Court rules in favour of script editor in dispute with opera singer former partner.
The film Florence Foster Jenkins, starring Meryl Streep and Hugh Grant, was released in May 2016. Unfortunately for the creators, the film has been the subject of a joint authorship claim between opera singer Ms Julia Kogan and writer Mr Nicholas Martin over who wrote the script.
Martin and Kogan lived together as partners when Martin began writing the script. Kogan claimed that she contributed to the dialogue and suggestions of themes or scenes. But, by the time Martin produced the final version of the script, the couple had separated. Martin was credited as sole author. He subsequently applied to the court to confirm his rights as the sole author, and to reject Kogan’s joint-authorship claims.

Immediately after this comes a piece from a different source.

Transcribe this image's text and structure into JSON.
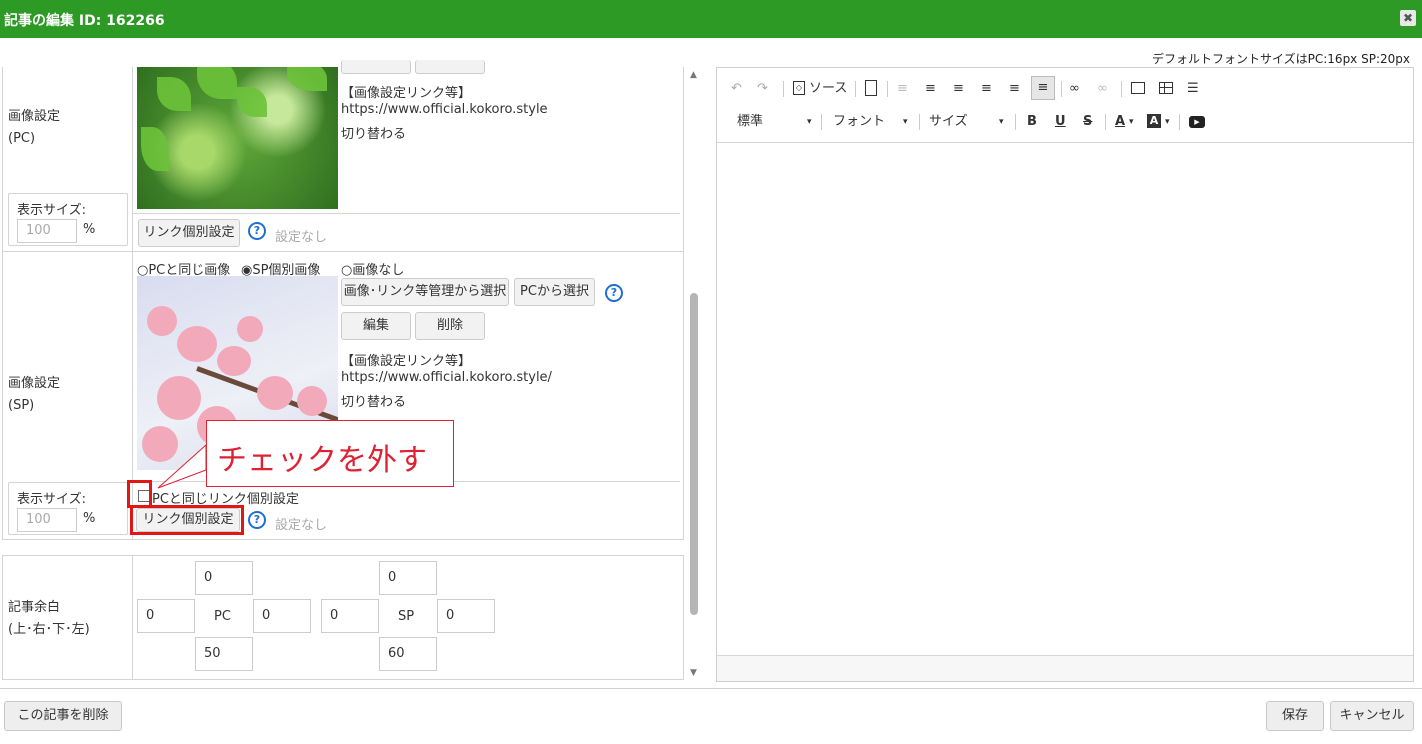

A work of joint authorship is defined in s.10(1) of the Copyright, Designs and Patents Act 1988 as a work ‘produced by the collaboration of two or more authors in which the contribution of each author is not distinct from that of the other author or authors’. There are three elements to satisfy in a joint authorship claim:
- collaboration between two or more authors

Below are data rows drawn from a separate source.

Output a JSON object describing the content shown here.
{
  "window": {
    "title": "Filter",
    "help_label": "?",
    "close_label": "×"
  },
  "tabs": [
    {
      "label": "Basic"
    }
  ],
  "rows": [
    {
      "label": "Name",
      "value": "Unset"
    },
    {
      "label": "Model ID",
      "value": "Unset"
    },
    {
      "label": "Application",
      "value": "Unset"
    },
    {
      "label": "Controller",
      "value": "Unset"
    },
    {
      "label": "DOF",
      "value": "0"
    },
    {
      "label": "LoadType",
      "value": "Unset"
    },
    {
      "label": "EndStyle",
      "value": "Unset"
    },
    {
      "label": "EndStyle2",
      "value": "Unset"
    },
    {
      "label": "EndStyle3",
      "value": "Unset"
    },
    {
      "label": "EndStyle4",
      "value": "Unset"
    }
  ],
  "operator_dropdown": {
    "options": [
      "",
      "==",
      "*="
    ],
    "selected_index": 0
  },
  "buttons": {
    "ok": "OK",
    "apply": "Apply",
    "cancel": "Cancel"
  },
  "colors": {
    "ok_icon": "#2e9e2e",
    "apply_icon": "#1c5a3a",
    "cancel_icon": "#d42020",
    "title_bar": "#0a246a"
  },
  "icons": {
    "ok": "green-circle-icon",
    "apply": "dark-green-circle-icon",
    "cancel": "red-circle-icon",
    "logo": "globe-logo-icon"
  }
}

- absence of distinction in contributions
- (implied) the contributions need to be sufficient.
The Court noted that Kogan’s claim of joint authorship in the screenplay failed to meet the collaboration requirement. At the time Martin finalised the script, they were no longer living together – and Kogan had not seen or given her opinion on the final version. This alone was enough for the Court to dismiss the argument that there had been collaboration.

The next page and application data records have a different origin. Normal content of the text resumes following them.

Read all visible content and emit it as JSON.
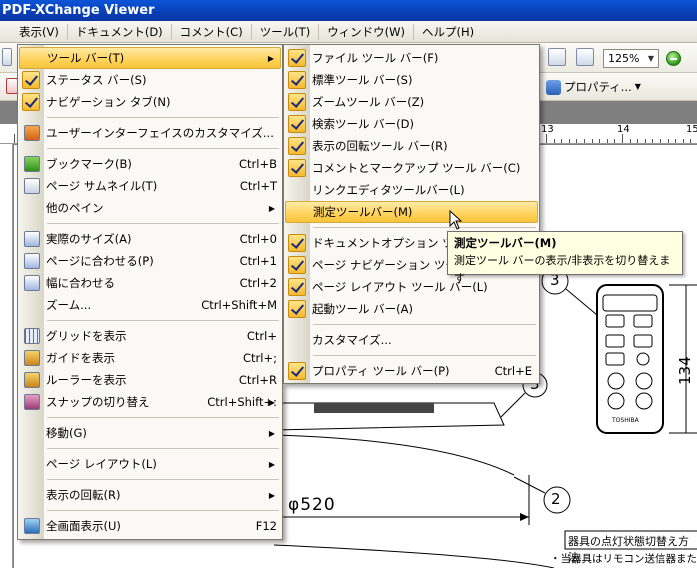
{
  "window": {
    "title": "PDF-XChange Viewer"
  },
  "menubar": [
    {
      "label": "表示(V)",
      "active": true
    },
    {
      "label": "ドキュメント(D)"
    },
    {
      "label": "コメント(C)"
    },
    {
      "label": "ツール(T)"
    },
    {
      "label": "ウィンドウ(W)"
    },
    {
      "label": "ヘルプ(H)"
    }
  ],
  "toolbar": {
    "zoom_value": "125%",
    "properties_label": "プロパティ..."
  },
  "ruler": {
    "numbers": [
      "13",
      "14",
      "15"
    ]
  },
  "view_menu": {
    "items": [
      {
        "label": "ツール バー(T)",
        "submenu": true,
        "highlighted": true
      },
      {
        "label": "ステータス バー(S)",
        "checked": true
      },
      {
        "label": "ナビゲーション タブ(N)",
        "checked": true
      },
      {
        "sep": true
      },
      {
        "label": "ユーザーインターフェイスのカスタマイズ...",
        "icon": "customize-icon"
      },
      {
        "sep": true
      },
      {
        "label": "ブックマーク(B)",
        "shortcut": "Ctrl+B",
        "icon": "bookmark-icon"
      },
      {
        "label": "ページ サムネイル(T)",
        "shortcut": "Ctrl+T",
        "icon": "thumbnail-icon"
      },
      {
        "label": "他のペイン",
        "submenu": true
      },
      {
        "sep": true
      },
      {
        "label": "実際のサイズ(A)",
        "shortcut": "Ctrl+0",
        "icon": "actual-size-icon"
      },
      {
        "label": "ページに合わせる(P)",
        "shortcut": "Ctrl+1",
        "icon": "fit-page-icon"
      },
      {
        "label": "幅に合わせる",
        "shortcut": "Ctrl+2",
        "icon": "fit-width-icon"
      },
      {
        "label": "ズーム...",
        "shortcut": "Ctrl+Shift+M"
      },
      {
        "sep": true
      },
      {
        "label": "グリッドを表示",
        "shortcut": "Ctrl+",
        "icon": "grid-icon"
      },
      {
        "label": "ガイドを表示",
        "shortcut": "Ctrl+;",
        "icon": "guide-icon"
      },
      {
        "label": "ルーラーを表示",
        "shortcut": "Ctrl+R",
        "icon": "ruler-icon"
      },
      {
        "label": "スナップの切り替え",
        "shortcut": "Ctrl+Shift+:",
        "submenu": true,
        "icon": "snap-icon"
      },
      {
        "sep": true
      },
      {
        "label": "移動(G)",
        "submenu": true
      },
      {
        "sep": true
      },
      {
        "label": "ページ レイアウト(L)",
        "submenu": true
      },
      {
        "sep": true
      },
      {
        "label": "表示の回転(R)",
        "submenu": true
      },
      {
        "sep": true
      },
      {
        "label": "全画面表示(U)",
        "shortcut": "F12",
        "icon": "fullscreen-icon"
      }
    ]
  },
  "toolbar_submenu": {
    "items": [
      {
        "label": "ファイル ツール バー(F)",
        "checked": true
      },
      {
        "label": "標準ツール バー(S)",
        "checked": true
      },
      {
        "label": "ズームツール バー(Z)",
        "checked": true
      },
      {
        "label": "検索ツール バー(D)",
        "checked": true
      },
      {
        "label": "表示の回転ツール バー(R)",
        "checked": true
      },
      {
        "label": "コメントとマークアップ ツール バー(C)",
        "checked": true
      },
      {
        "label": "リンクエディタツールバー(L)"
      },
      {
        "label": "測定ツールバー(M)",
        "highlighted": true
      },
      {
        "sep": true
      },
      {
        "label": "ドキュメントオプション ツール",
        "checked": true
      },
      {
        "label": "ページ ナビゲーション ツール",
        "checked": true
      },
      {
        "label": "ページ レイアウト ツール バー(L)",
        "checked": true
      },
      {
        "label": "起動ツール バー(A)",
        "checked": true
      },
      {
        "sep": true
      },
      {
        "label": "カスタマイズ..."
      },
      {
        "sep": true
      },
      {
        "label": "プロパティ ツール バー(P)",
        "shortcut": "Ctrl+E",
        "checked": true
      }
    ]
  },
  "tooltip": {
    "title": "測定ツールバー(M)",
    "description": "測定ツール バーの表示/非表示を切り替えます"
  },
  "drawing": {
    "dimension_diameter": "φ520",
    "dimension_height": "134",
    "callout_2": "2",
    "callout_3": "3",
    "note_title": "器具の点灯状態切替え方法",
    "note_line1": "・当器具はリモコン送信器または壁ス",
    "remote_brand": "TOSHIBA"
  },
  "colors": {
    "title_bar": "#0a3fb5",
    "menu_highlight": "#ffd25b",
    "tooltip_bg": "#ffffe1"
  }
}
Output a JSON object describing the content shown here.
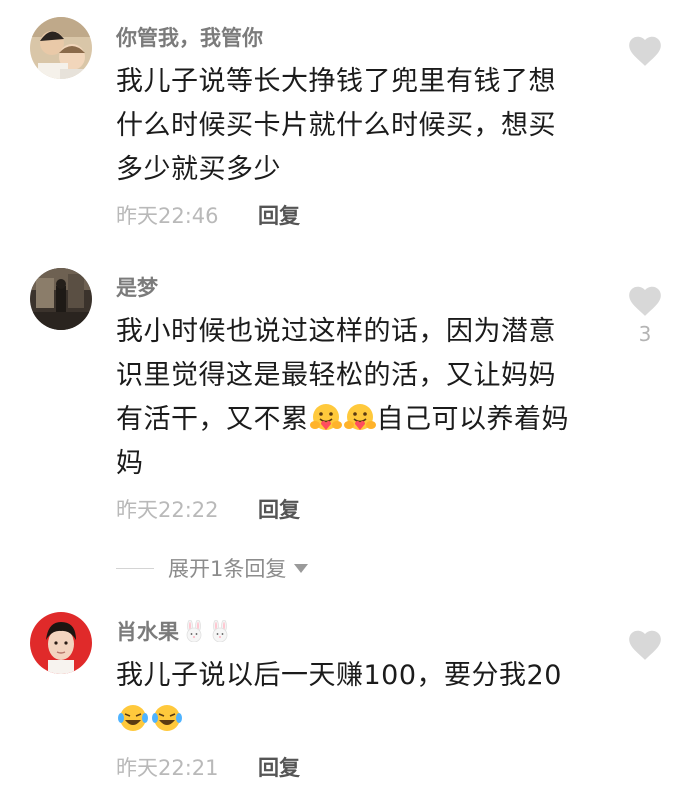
{
  "comments": [
    {
      "username": "你管我，我管你",
      "lines": [
        "我儿子说等长大挣钱了兜里有钱了想",
        "什么时候买卡片就什么时候买，想买",
        "多少就买多少"
      ],
      "time": "昨天22:46",
      "reply_label": "回复",
      "likes": ""
    },
    {
      "username": "是梦",
      "line1": "我小时候也说过这样的话，因为潜意",
      "line2": "识里觉得这是最轻松的活，又让妈妈",
      "line3_a": "有活干，又不累",
      "line3_b": "自己可以养着妈",
      "line4": "妈",
      "time": "昨天22:22",
      "reply_label": "回复",
      "likes": "3",
      "expand_label": "展开1条回复"
    },
    {
      "username": "肖水果",
      "line1": "我儿子说以后一天赚100，要分我20",
      "time": "昨天22:21",
      "reply_label": "回复",
      "likes": ""
    }
  ],
  "icons": {
    "like": "heart-icon",
    "emoji_hug": "hugging-face-emoji",
    "emoji_laugh": "tears-of-joy-emoji",
    "bunny": "rabbit-face-emoji",
    "expand": "caret-down-icon"
  },
  "colors": {
    "username": "#7b7b7b",
    "text": "#1b1b1b",
    "meta": "#b9b9b9",
    "heart": "#d8d8d8"
  }
}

Regarding the question of ‘sufficient contribution’ to the work, the Court found that Kogan’s textual and non-textual contributions ‘never rose above the level of providing useful jargon, along with helpful criticism and some minor plot suggestions’. Those contributions ‘were not sufficient to qualify Ms Kogan as a joint author of the screenplay’.
The court concluded that Martin was entitled to a declaration that he was the sole author of the screenplay. He had not infringed the copyright.
In setting out its guidance, the Court confirmed that no distinction should be drawn between types of contributions (and skill) forming part of the creation of a work. In literacy works, primary skills relate to ‘the selection and arrangement of words in the course of setting them down’ and secondary skills apply to ‘inventing the plot and character’. Both should be considered. That said, for evidential reasons, it would be harder to establish joint authorship by reference to secondary skills alone. There may also be questions around defining primary/secondary skills in future cases, which may be ambiguous – despite the Court’s guidance.
For more information, please contact Nick Lewis.
To read the rest of this month's updates, please click here.